Return each line of the records holding the string "remaining".

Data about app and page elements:
=== Section Start ===
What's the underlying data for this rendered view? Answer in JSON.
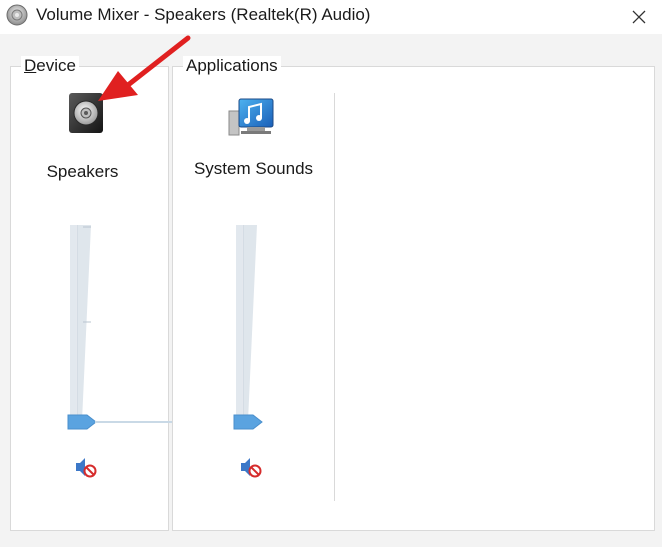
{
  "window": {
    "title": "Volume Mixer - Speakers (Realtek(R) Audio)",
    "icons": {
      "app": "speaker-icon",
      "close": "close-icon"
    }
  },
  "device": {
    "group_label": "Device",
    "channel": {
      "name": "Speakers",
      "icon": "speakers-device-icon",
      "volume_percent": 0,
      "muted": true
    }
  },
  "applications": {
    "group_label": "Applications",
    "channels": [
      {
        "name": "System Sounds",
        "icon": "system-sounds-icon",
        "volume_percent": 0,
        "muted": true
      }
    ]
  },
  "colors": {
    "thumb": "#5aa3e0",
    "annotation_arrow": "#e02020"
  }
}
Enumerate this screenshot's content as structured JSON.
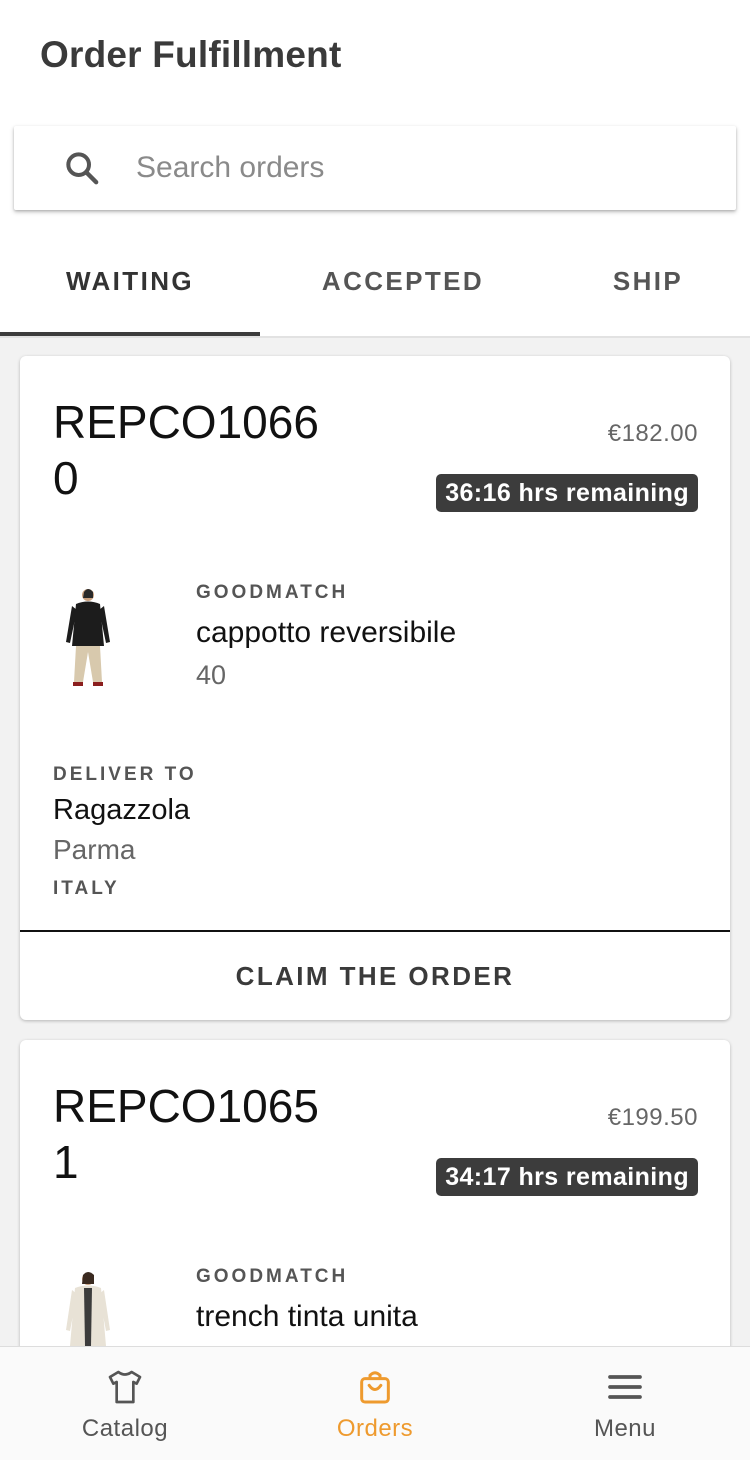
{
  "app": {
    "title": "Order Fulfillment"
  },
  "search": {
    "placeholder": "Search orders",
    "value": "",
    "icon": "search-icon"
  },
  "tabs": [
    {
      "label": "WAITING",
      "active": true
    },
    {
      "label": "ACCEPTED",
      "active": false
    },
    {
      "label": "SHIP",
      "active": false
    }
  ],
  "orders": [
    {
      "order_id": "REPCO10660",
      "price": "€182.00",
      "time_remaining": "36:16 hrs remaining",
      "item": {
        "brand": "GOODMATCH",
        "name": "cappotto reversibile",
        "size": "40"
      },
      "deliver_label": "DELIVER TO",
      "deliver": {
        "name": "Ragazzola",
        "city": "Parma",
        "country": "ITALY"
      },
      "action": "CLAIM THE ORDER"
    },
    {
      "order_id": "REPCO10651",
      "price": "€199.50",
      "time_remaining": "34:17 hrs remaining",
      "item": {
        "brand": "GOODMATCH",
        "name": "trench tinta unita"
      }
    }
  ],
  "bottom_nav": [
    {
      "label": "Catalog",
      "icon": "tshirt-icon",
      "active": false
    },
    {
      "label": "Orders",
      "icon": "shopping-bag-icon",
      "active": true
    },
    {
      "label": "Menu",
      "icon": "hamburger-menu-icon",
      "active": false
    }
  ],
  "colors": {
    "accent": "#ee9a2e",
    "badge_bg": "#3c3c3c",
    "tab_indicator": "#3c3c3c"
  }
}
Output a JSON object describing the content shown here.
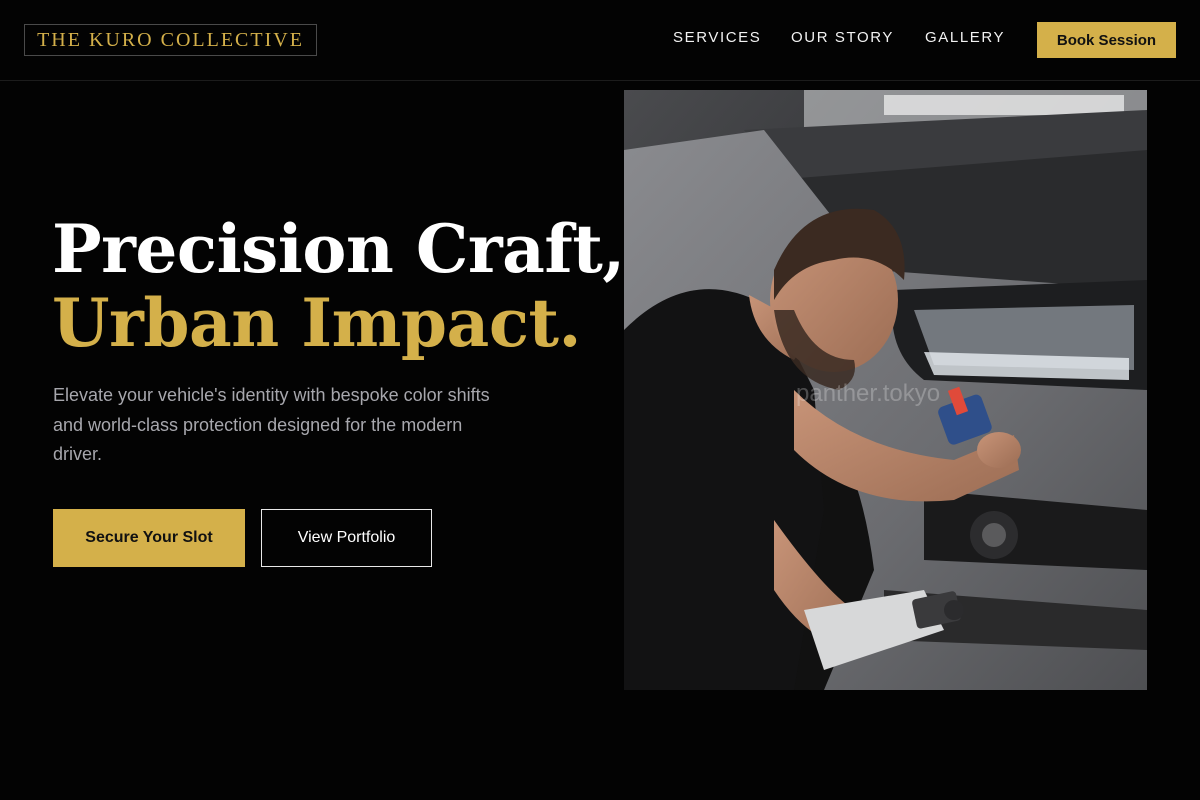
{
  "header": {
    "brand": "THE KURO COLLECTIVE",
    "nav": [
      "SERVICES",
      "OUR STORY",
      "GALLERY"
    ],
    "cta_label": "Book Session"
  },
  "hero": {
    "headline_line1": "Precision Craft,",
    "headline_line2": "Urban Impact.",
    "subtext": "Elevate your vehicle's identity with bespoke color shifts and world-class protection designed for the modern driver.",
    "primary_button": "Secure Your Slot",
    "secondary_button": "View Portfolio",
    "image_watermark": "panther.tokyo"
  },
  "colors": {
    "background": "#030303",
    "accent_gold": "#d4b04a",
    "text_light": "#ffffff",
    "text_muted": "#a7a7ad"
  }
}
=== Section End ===
Response to this task —
      "time_remaining": "36:16 hrs remaining",
      "time_remaining": "34:17 hrs remaining",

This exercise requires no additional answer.